Office of Work-Life Programs -
Ready Coast Guard
Are you and your family ready for an emergency?
As members of the Coast Guard family, we live Semper Paratus away
and at home, ready at a moment’s notice. But any number of hazards has the
potential to disrupt thousands of lives or affect your family. Ready Coast
Guard provides tips and information that can help you better prepare to
handle any emergency. Familiarize yourself with the links and resources
provided below and to the right, and take the three essential steps below to
prepare yourself and your family.
Are you ready? Take the
Ready or Not
Ready? quiz to find out.
Take your commitment to be ready one step farther and Pledge to Prepare. By
Pledging you will become part of the National Preparedness Coalition with
access to exclusive resources. Visit
www.Ready.gov and click
on the Pledge to Prepare button on the right hand side of the page to take
PREPARE WITH THREE ESSENTIAL STEPS --
Be informed. Make a plan. Build a kit.
Emergencies can arise from weather and other natural hazards, industrial and
transportation accidents, influenza pandemics, and terrorist acts.
Anticipate and learn about the emergencies most likely to affect you and
your family. Knowing what to do can make all the difference when seconds
Make a Plan
You and your family members may not be together when an emergency strikes.
Planning ahead for various emergencies will improve your chances of keeping
in touch, staying safe, and quickly reuniting.
Build a Kit
Assemble a collection of first aid supplies, food, water, medicines, and
important papers that can sustain you and your family until a crisis passes.
(A three day supply for each family member is a good rule of thumb.)
Consider the unique needs of your family and pets, and then assemble
emergency supply kits in your home, car, and workplace.
The following videos test people's readiness. Find out if they are:
Ready or Not Ready?
When emergencies occur, the Coast
Guard is likely to be among the first responders. Military and civilian
organizations focus on the most critical needs first.
The following websites offer more information, including useful links
- Ready Campaign (www.ready.gov) - Information, checklists,
and printable forms to educate and empower Americans to prepare for
emergencies, including natural disasters and potential terrorist attacks.
Sponsored by the U.S. Department of Homeland Defense. Listo America
(www.listo.gov/america) is the Spanish version of Ready.gov.
- American Red Cross (www.redcross.org) - Preparedness guides and
information for home, school, work, and community. The Safe and Well
List (https://safeandwell.communityos.org) provides a way for disaster
victims to communicate with family members about their well-being.

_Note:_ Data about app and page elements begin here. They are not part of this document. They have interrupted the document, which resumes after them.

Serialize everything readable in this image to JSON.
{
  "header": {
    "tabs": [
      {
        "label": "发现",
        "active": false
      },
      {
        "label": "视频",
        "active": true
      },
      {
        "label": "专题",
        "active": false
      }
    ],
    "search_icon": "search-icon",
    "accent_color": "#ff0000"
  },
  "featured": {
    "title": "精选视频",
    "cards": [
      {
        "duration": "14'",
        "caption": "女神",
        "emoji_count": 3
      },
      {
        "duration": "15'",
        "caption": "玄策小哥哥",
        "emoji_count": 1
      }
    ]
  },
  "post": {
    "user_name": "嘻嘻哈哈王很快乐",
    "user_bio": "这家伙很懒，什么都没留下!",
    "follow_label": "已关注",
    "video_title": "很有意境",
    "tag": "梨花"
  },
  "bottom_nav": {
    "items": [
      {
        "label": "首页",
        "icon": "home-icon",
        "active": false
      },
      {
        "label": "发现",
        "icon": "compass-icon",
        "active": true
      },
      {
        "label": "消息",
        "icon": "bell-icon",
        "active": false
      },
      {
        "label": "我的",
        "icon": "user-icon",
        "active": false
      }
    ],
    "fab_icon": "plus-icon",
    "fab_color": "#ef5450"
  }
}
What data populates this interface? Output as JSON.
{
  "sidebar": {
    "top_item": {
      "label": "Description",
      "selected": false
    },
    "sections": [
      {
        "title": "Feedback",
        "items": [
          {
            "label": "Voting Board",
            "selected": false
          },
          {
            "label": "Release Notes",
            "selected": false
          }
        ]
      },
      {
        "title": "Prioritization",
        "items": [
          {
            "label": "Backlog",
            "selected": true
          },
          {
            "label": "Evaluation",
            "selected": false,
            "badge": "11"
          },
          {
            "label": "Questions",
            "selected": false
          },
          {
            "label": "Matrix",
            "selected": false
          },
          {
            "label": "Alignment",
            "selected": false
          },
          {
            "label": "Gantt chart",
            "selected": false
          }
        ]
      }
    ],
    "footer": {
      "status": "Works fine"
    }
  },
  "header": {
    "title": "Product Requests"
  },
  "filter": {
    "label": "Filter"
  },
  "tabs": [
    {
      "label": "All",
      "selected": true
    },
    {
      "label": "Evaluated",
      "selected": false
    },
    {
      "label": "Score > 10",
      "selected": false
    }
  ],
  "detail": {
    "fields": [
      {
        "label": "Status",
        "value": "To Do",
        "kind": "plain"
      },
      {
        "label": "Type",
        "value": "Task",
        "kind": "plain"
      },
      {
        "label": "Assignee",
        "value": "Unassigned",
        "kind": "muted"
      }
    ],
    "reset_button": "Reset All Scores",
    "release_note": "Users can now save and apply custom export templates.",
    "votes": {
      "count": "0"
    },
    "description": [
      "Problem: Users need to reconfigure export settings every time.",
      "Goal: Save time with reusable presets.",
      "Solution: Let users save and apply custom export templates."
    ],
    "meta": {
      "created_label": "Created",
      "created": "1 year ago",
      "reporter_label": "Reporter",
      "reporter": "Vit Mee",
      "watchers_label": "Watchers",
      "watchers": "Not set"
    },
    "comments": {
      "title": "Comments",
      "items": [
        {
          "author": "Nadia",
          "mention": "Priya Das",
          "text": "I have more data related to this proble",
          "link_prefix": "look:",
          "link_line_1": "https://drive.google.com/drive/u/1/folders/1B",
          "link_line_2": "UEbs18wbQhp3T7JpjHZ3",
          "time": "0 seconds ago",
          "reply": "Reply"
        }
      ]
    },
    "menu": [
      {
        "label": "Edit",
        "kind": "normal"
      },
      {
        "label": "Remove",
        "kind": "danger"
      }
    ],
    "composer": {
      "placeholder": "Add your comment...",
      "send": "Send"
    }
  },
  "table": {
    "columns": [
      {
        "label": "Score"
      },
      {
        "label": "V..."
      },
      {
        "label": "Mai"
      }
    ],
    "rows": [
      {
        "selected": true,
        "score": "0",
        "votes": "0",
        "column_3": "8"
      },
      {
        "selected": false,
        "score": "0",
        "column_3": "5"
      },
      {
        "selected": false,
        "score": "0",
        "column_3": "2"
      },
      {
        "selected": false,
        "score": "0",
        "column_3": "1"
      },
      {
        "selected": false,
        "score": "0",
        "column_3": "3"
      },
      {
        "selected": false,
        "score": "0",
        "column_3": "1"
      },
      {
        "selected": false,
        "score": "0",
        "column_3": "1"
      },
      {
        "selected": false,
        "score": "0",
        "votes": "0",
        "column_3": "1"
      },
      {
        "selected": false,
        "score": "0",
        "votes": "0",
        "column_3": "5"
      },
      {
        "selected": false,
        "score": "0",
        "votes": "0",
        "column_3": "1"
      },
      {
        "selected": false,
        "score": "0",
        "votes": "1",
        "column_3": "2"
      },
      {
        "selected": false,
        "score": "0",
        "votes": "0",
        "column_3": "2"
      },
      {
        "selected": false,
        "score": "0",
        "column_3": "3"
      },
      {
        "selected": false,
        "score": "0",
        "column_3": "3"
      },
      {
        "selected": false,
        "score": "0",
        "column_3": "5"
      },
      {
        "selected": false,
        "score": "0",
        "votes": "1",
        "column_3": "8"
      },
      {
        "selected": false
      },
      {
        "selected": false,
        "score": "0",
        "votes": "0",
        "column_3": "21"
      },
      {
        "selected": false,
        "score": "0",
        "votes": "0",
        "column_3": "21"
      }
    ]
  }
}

- Centers for Disease Control and Prevention (www.cdc.gov) - Under the U.S.
Department of Health and Human Services, the principal federal agency for
protecting the health and safety of all Americans.
- Federal Emergency Management Agency (www.fema.gov/plan-prepare-mitigate)
- FEMA’s “Plan Ahead” site offers information on the range of natural and
manmade disasters and guidance for protecting your family and property. Are You Ready? (www.fema.gov/areyouready) is a comprehensive online and
downloadable resource on individual, family, and community preparedness.
- PandemicFlu.gov/AvianFlu.gov (www.pandemicflu.gov) - The most current
information on pandemic and avian flu from the U.S. Department of Health and
- World Health Organization (www.who.int) - Resources for epidemic and
pandemic alert and response issues.